When it comes to the South China Sea lately, Duterte has exhibited another Trump-like quality. He says that he's ready to talk to China if the US — the main ally to smaller countries countering China's dominance in the region, including Brunei, Vietnam, Malaysia, and Taiwan — does not support his country the way he thinks it should. From now on, all negotiations will consider the Philippines first.
"We have this pact with the West, but I want everybody to know that we will be charting a course of our own," he said, according to a Reuters report. "It will not be dependent on America. And it will be a line that is not intended to please anybody but the Filipino interest."
He later point-blank asked the US ambassador to the Philippines, Philip Goldberg, "Are you with us?"
Goldberg said that the US would back the Philippines only in the event of a Chinese attack.
That didn't seem to be the response Duterte was looking for, as he later said that he would send a representative to China to talk.
"Can you [the US] match the offer? Because if you cannot match the offer, I will accept the goodwill of China," he said, according to Reuters.
That said, China isn't in the mood for "offers" right now.
Duterte's ascension to power is happening at a delicate time in the relationship between the two countries.
The outgoing president of the Philippines filed an arbitration under the UN Convention on the Law of the Sea (UNCLOS) over China's actions in the waters. Duterte said that he would wait to see what the UN says before he decides what to do, but either way China is upset about that, to say the least.
"The three 'NOs' are: the Philippine action has no basis on international law, the international arbitration tribunal has no jurisdiction over the case, and the tribunal has no legitimacy, explained Zhou Jian, a representative for boundary and ocean affairs of the Chinese Foreign Ministry.

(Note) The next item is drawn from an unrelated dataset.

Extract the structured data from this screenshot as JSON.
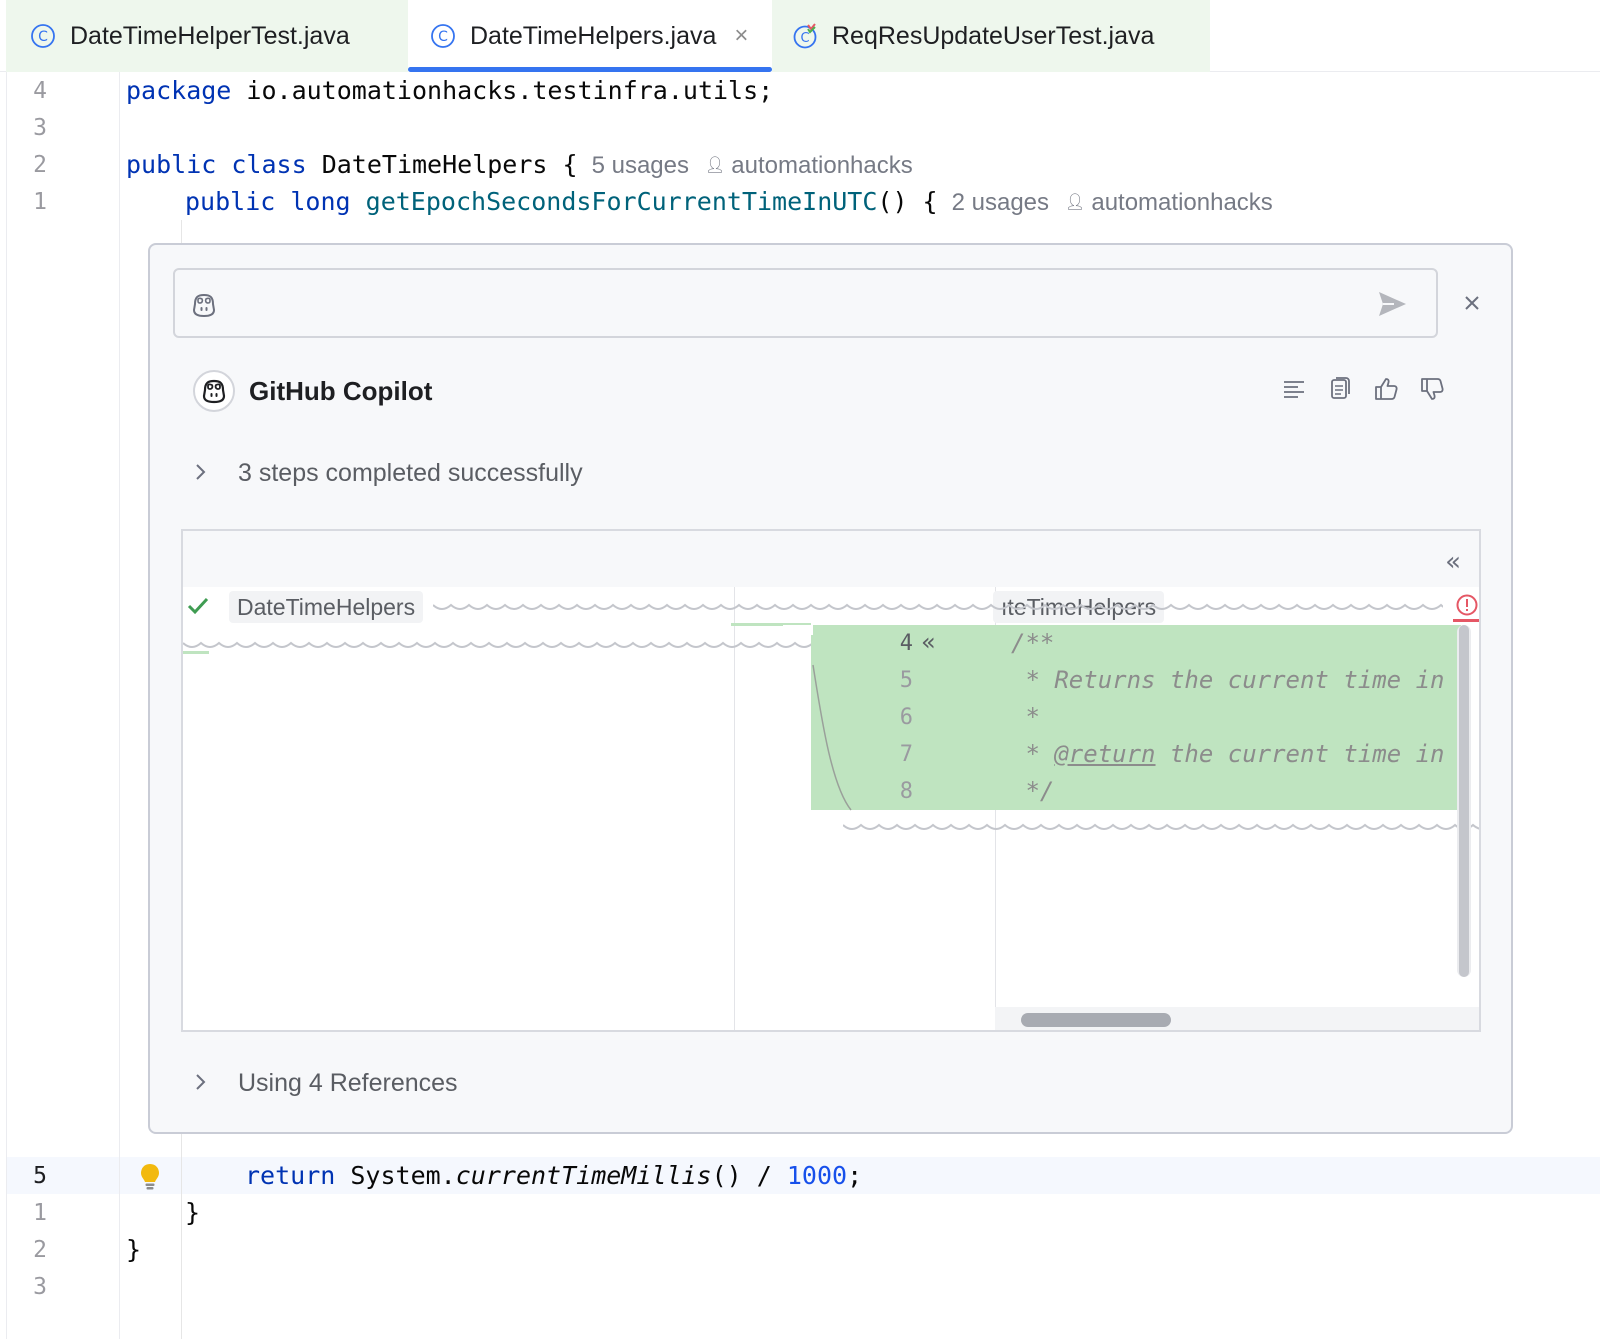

"China's stance on the South China Sea issue has won many countries' support. However, some nations for their own interests called China 'despising international law' or 'fearing to lose.'
"In response to such slander, Zhou said it is the Philippines that initiated the arbitration against international law."
Yes, people. Slander. Again, this should indicate that China is not in a negotiating mood.
A little about this water — and why everyone wants it
(South China Sea, y'all.US Navy)
The South China Sea will undoubtedly be the battleground of the future.
The aforementioned territorial claims from Vietnam, Malaysia, Brunei, the Philippines, Taiwan, and China make the South China Sea one of the most disputed places on the planet.
These waters have proven oil reserves of 7 billion barrels, and an estimated 900 trillion cubic feet of natural gas, according toRobert D. Kaplan, an author and the chief geopolitical analyst for Stratfor.
(A map that depicts China's claim of ownership in the South China Sea.CSIS/David Choi/Business Insider)
And if Chinese calculations are correct, then the South China Sea will ultimately yield 130 billion barrels of oil, which is second only to Saudi Arabia, making the South China Sea "the second Persian Gulf."
China, by far, has helped itself to the largest slice of cake in the South China Sea, staking out it's claim with its Nine Dash Line.
All the while, Chinese President Xi Jinping has steadily consolidated the world's largest military coupled with roughly $356 billion in military spending power.
In short, China is dominating the maritime heart of Southeast Asia.
Enter the Philippines, stage left.
The Philippines is formally arguing China's Nine Dash Line, and an international-court ruling is expected in the coming weeks.
And while the consensus among experts is that The Hague's ruling will go largely against Beijing, the South China Sea remains in a dangerous limbo.